However, when he noticed the Scottish Half Marathon and 10K coming up in September, he was desperate to take part.

Bill added: “I did a 10K event last year and said to myself that would be my last one, but then when I noticed this one, and how close it was to Edinburgh, I just decided to do another.

“My target finishing time is 75 minutes and I am confident that I can achieve that.

“I hope my story encourages other cancer patients that are interested in running to do the same.”

Prostate cancer is the most common cancer in men, with 330,000 living with and after the disease in the UK.

By 2030 it is set to become the most commonly diagnosed cancer of all, according to Prostate Cancer UK.

A spokesman for the Scottish Half Marathon said: “We’re delighted to have Bill running in the Scottish 10K this year and we hope his story will inspire others to tackle life’s setbacks with a similar attitude.

“The Scottish Half Marathon + 10K welcomes runners of all abilities and we champion each of their individual journeys to the finish line.

“We’re now less than eight weeks away from the big day and we can’t wait for another fantastic event.”
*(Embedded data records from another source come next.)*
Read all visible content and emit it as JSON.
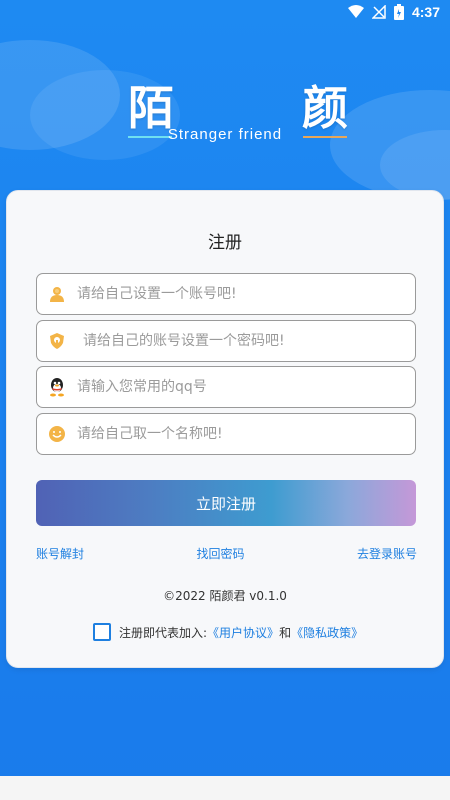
{
  "status_bar": {
    "time": "4:37"
  },
  "logo": {
    "char_left": "陌",
    "char_right": "颜",
    "subtitle": "Stranger friend"
  },
  "register_card": {
    "title": "注册",
    "fields": [
      {
        "placeholder": "请给自己设置一个账号吧!",
        "icon": "user-icon",
        "value": ""
      },
      {
        "placeholder": "请给自己的账号设置一个密码吧!",
        "icon": "lock-shield-icon",
        "value": ""
      },
      {
        "placeholder": "请输入您常用的qq号",
        "icon": "qq-penguin-icon",
        "value": ""
      },
      {
        "placeholder": "请给自己取一个名称吧!",
        "icon": "smile-icon",
        "value": ""
      }
    ],
    "submit_label": "立即注册",
    "links": {
      "unfreeze": "账号解封",
      "recover": "找回密码",
      "login": "去登录账号"
    },
    "copyright": "©2022 陌颜君 v0.1.0",
    "agreement": {
      "prefix": "注册即代表加入:",
      "user_agreement": "《用户协议》",
      "conjunction": "和",
      "privacy_policy": "《隐私政策》"
    }
  },
  "colors": {
    "background": "#1E86F0",
    "link": "#1E7FE0",
    "card": "#F7F8FA"
  }
}
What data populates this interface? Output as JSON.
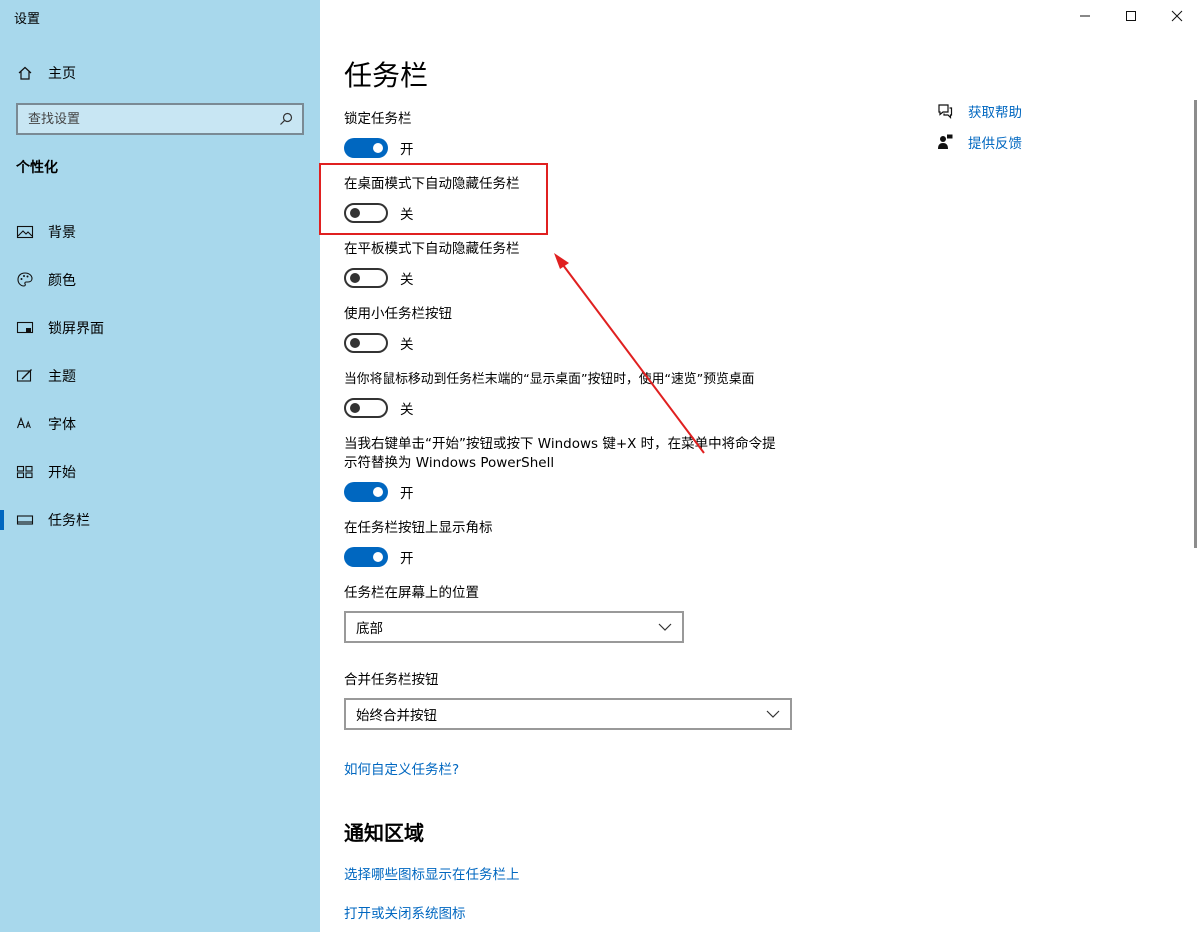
{
  "window": {
    "title": "设置",
    "controls": {
      "minimize": "minimize-icon",
      "maximize": "maximize-icon",
      "close": "close-icon"
    }
  },
  "sidebar": {
    "home_label": "主页",
    "search_placeholder": "查找设置",
    "section_title": "个性化",
    "items": [
      {
        "label": "背景",
        "icon": "image-icon"
      },
      {
        "label": "颜色",
        "icon": "palette-icon"
      },
      {
        "label": "锁屏界面",
        "icon": "lockscreen-icon"
      },
      {
        "label": "主题",
        "icon": "theme-icon"
      },
      {
        "label": "字体",
        "icon": "font-icon"
      },
      {
        "label": "开始",
        "icon": "start-icon"
      },
      {
        "label": "任务栏",
        "icon": "taskbar-icon",
        "active": true
      }
    ]
  },
  "main": {
    "title": "任务栏",
    "settings": [
      {
        "label": "锁定任务栏",
        "state": "开",
        "on": true
      },
      {
        "label": "在桌面模式下自动隐藏任务栏",
        "state": "关",
        "on": false
      },
      {
        "label": "在平板模式下自动隐藏任务栏",
        "state": "关",
        "on": false
      },
      {
        "label": "使用小任务栏按钮",
        "state": "关",
        "on": false
      },
      {
        "label": "当你将鼠标移动到任务栏末端的“显示桌面”按钮时，使用“速览”预览桌面",
        "state": "关",
        "on": false
      },
      {
        "label": "当我右键单击“开始”按钮或按下 Windows 键+X 时，在菜单中将命令提示符替换为 Windows PowerShell",
        "state": "开",
        "on": true
      },
      {
        "label": "在任务栏按钮上显示角标",
        "state": "开",
        "on": true
      }
    ],
    "position": {
      "label": "任务栏在屏幕上的位置",
      "value": "底部"
    },
    "combine": {
      "label": "合并任务栏按钮",
      "value": "始终合并按钮"
    },
    "customize_link": "如何自定义任务栏?",
    "notification_heading": "通知区域",
    "notification_links": [
      "选择哪些图标显示在任务栏上",
      "打开或关闭系统图标"
    ]
  },
  "help": {
    "get_help": "获取帮助",
    "feedback": "提供反馈"
  },
  "colors": {
    "accent": "#0067c0",
    "sidebar_bg": "#a8d8ec",
    "annotation": "#e02020"
  }
}
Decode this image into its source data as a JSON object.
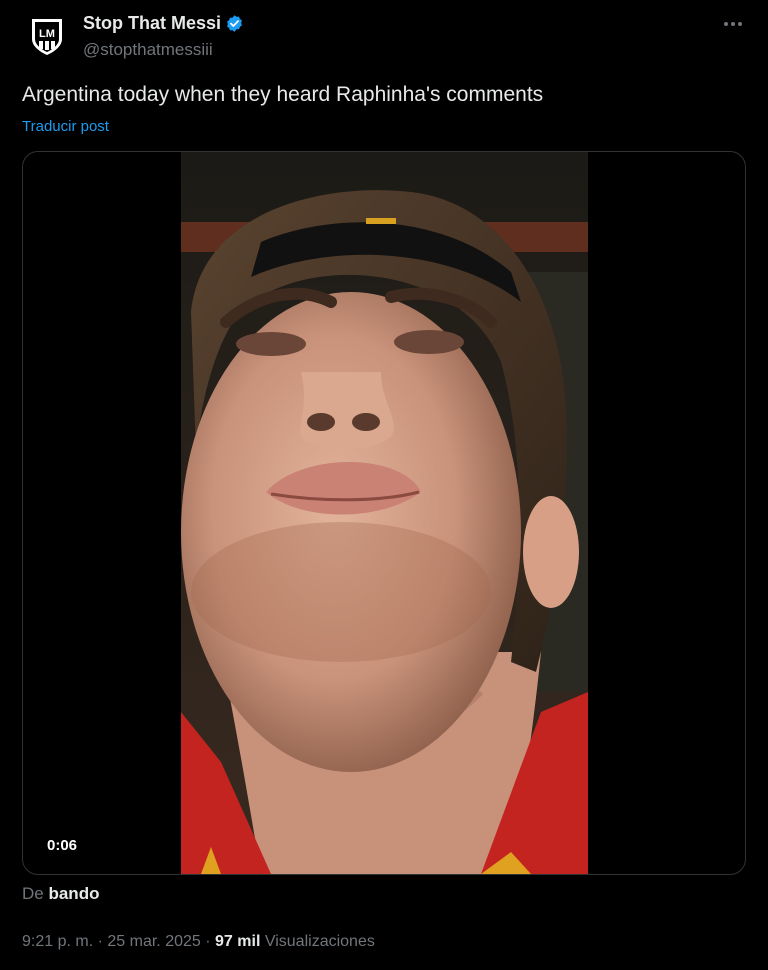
{
  "author": {
    "display_name": "Stop That Messi",
    "handle": "@stopthatmessiii",
    "avatar_monogram": "LM",
    "verified": true
  },
  "post": {
    "text": "Argentina today when they heard Raphinha's comments",
    "translate_label": "Traducir post"
  },
  "media": {
    "type": "video",
    "duration": "0:06",
    "description_icon": "video-player"
  },
  "source": {
    "prefix": "De",
    "name": "bando"
  },
  "meta": {
    "time": "9:21 p. m.",
    "separator": "·",
    "date": "25 mar. 2025",
    "views_count": "97 mil",
    "views_label": "Visualizaciones"
  },
  "colors": {
    "background": "#000000",
    "text_primary": "#e7e9ea",
    "text_secondary": "#71767b",
    "link": "#1d9bf0",
    "verified": "#1d9bf0",
    "border": "#2f3336"
  },
  "icons": {
    "more": "more-dots-icon",
    "verified": "verified-badge-icon"
  }
}
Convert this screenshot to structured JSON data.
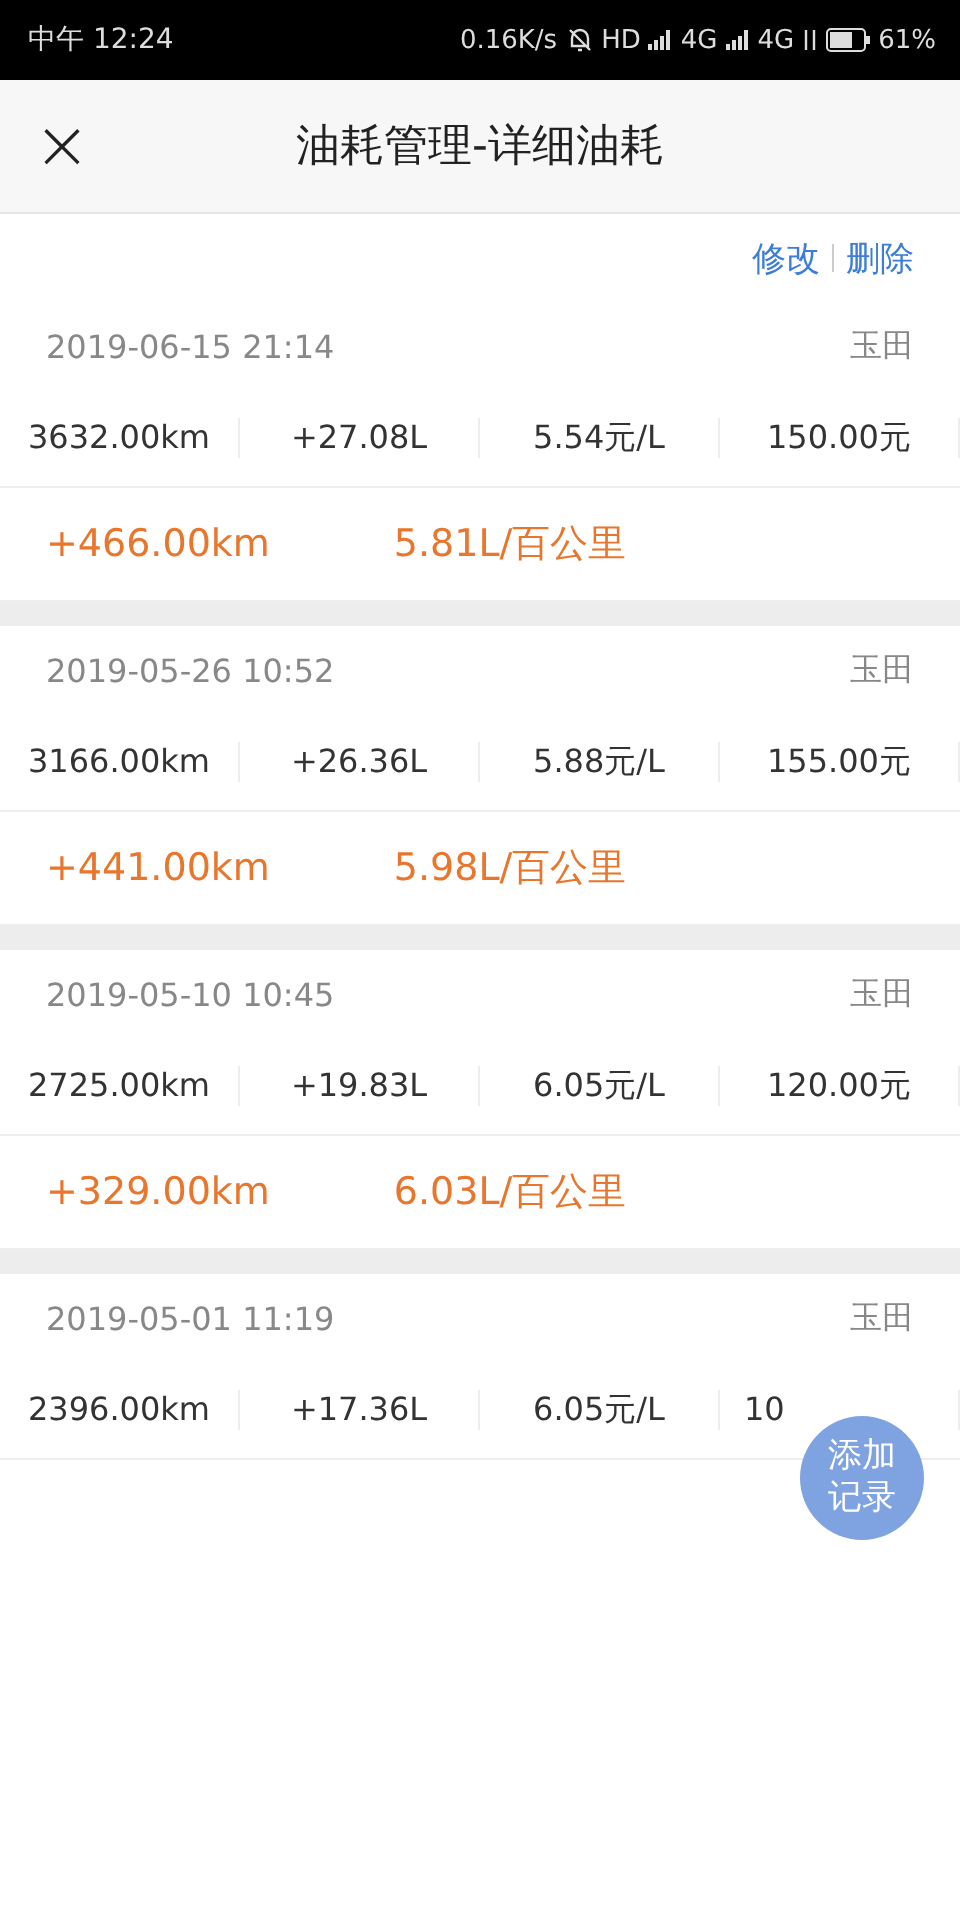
{
  "status_bar": {
    "time": "中午 12:24",
    "speed": "0.16K/s",
    "hd": "HD",
    "network_1": "4G",
    "network_2": "4G",
    "battery": "61%"
  },
  "header": {
    "close": "×",
    "title": "油耗管理-详细油耗"
  },
  "actions": [
    "修改",
    "删除"
  ],
  "records": [
    {
      "date": "2019-06-15 21:14",
      "location": "玉田",
      "values": [
        "3632.00km",
        "+27.08L",
        "5.54元/L",
        "150.00元"
      ],
      "stats": [
        "+466.00km",
        "5.81L/百公里"
      ]
    },
    {
      "date": "2019-05-26 10:52",
      "location": "玉田",
      "values": [
        "3166.00km",
        "+26.36L",
        "5.88元/L",
        "155.00元"
      ],
      "stats": [
        "+441.00km",
        "5.98L/百公里"
      ]
    },
    {
      "date": "2019-05-10 10:45",
      "location": "玉田",
      "values": [
        "2725.00km",
        "+19.83L",
        "6.05元/L",
        "120.00元"
      ],
      "stats": [
        "+329.00km",
        "6.03L/百公里"
      ]
    },
    {
      "date": "2019-05-01 11:19",
      "location": "玉田",
      "values": [
        "2396.00km",
        "+17.36L",
        "6.05元/L",
        "10"
      ]
    }
  ],
  "fab": {
    "line_1": "添加",
    "line_2": "记录"
  }
}
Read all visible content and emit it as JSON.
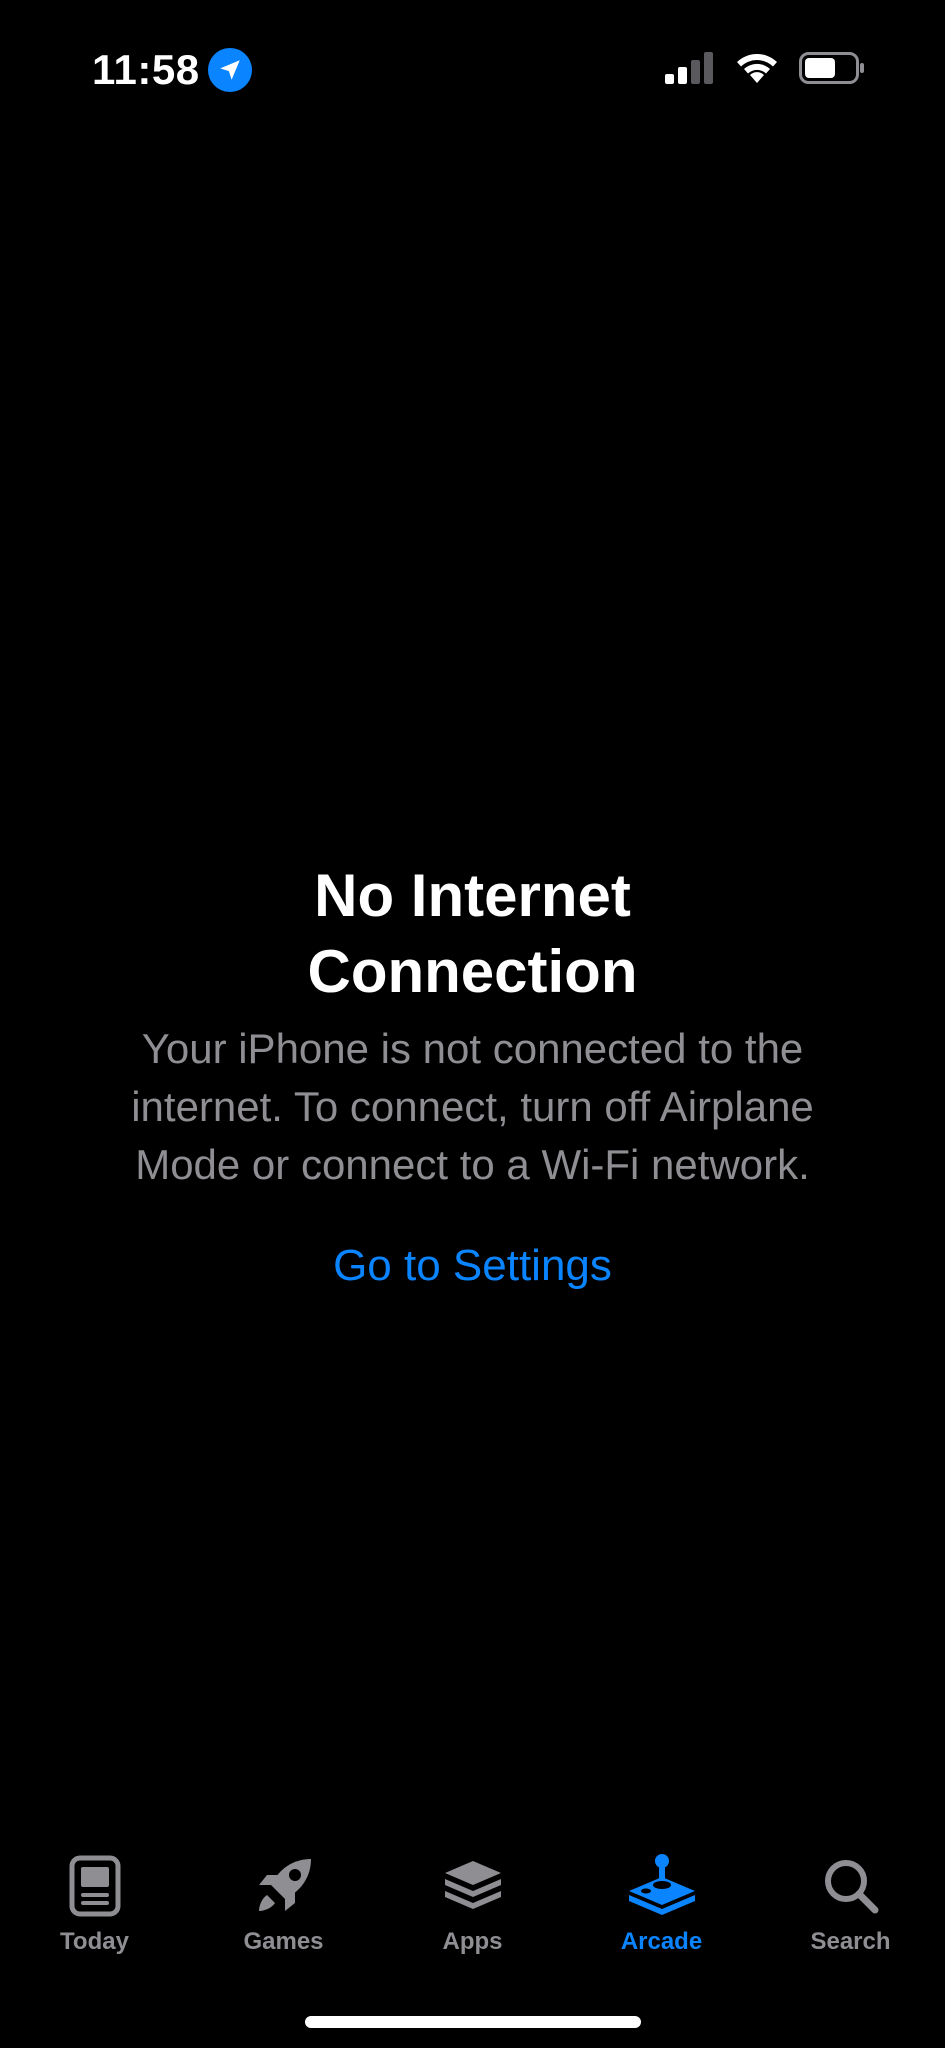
{
  "status_bar": {
    "time": "11:58",
    "icons": [
      "location-arrow-icon",
      "cellular-signal-icon",
      "wifi-icon",
      "battery-icon"
    ]
  },
  "message": {
    "title": "No Internet Connection",
    "body": "Your iPhone is not connected to the internet. To connect, turn off Airplane Mode or connect to a Wi-Fi network.",
    "link_label": "Go to Settings"
  },
  "tab_bar": {
    "tabs": [
      {
        "label": "Today",
        "icon": "today-icon",
        "active": false
      },
      {
        "label": "Games",
        "icon": "rocket-icon",
        "active": false
      },
      {
        "label": "Apps",
        "icon": "apps-stack-icon",
        "active": false
      },
      {
        "label": "Arcade",
        "icon": "joystick-icon",
        "active": true
      },
      {
        "label": "Search",
        "icon": "search-icon",
        "active": false
      }
    ]
  },
  "colors": {
    "background": "#000000",
    "accent": "#0a84ff",
    "secondary_text": "#8e8e93",
    "primary_text": "#ffffff"
  }
}
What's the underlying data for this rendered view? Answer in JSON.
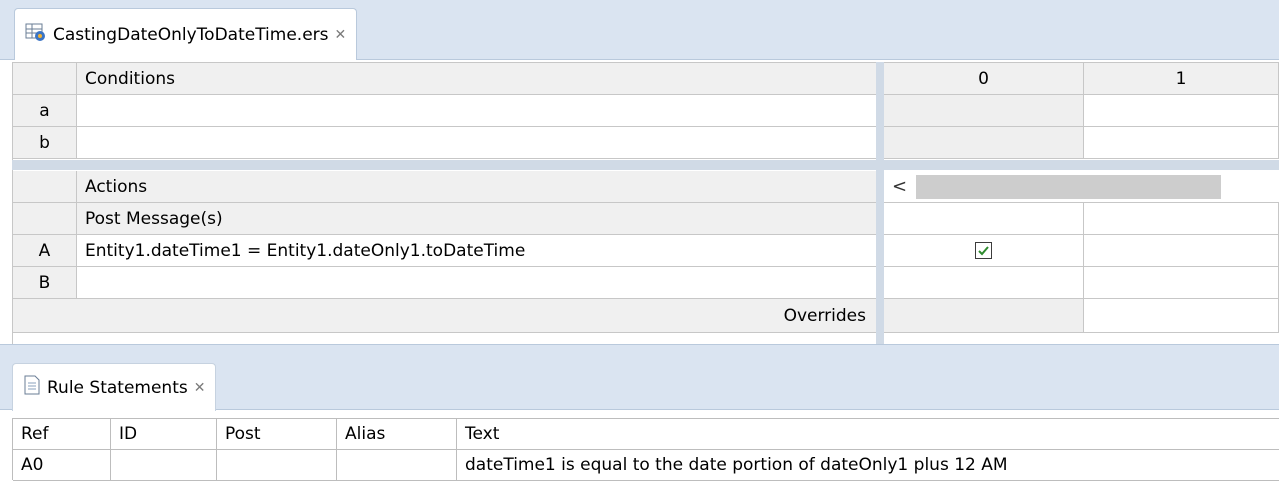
{
  "editor": {
    "tab_title": "CastingDateOnlyToDateTime.ers",
    "tab_icon": "decision-table-icon",
    "conditions": {
      "header": "Conditions",
      "rows": [
        {
          "id": "a",
          "text": ""
        },
        {
          "id": "b",
          "text": ""
        }
      ]
    },
    "actions": {
      "header": "Actions",
      "post_messages": "Post Message(s)",
      "rows": [
        {
          "id": "A",
          "text": "Entity1.dateTime1 = Entity1.dateOnly1.toDateTime"
        },
        {
          "id": "B",
          "text": ""
        }
      ],
      "overrides": "Overrides"
    },
    "columns": [
      "0",
      "1"
    ],
    "action_A_col0_checked": true,
    "scroll_left_glyph": "<"
  },
  "rule_statements": {
    "tab_title": "Rule Statements",
    "tab_icon": "document-icon",
    "columns": [
      "Ref",
      "ID",
      "Post",
      "Alias",
      "Text"
    ],
    "rows": [
      {
        "ref": "A0",
        "id": "",
        "post": "",
        "alias": "",
        "text": "dateTime1 is equal to the date portion of dateOnly1 plus 12 AM"
      }
    ]
  },
  "colors": {
    "tab_strip": "#dae4f1",
    "header_gray": "#f0f0f0",
    "check_green": "#2e8b2e"
  }
}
The 2016 Scottish Half Marathon and 10K takes place on Sunday, September 18 along the East Lothian coastline – starting and finishing at Musselburgh Racecourse.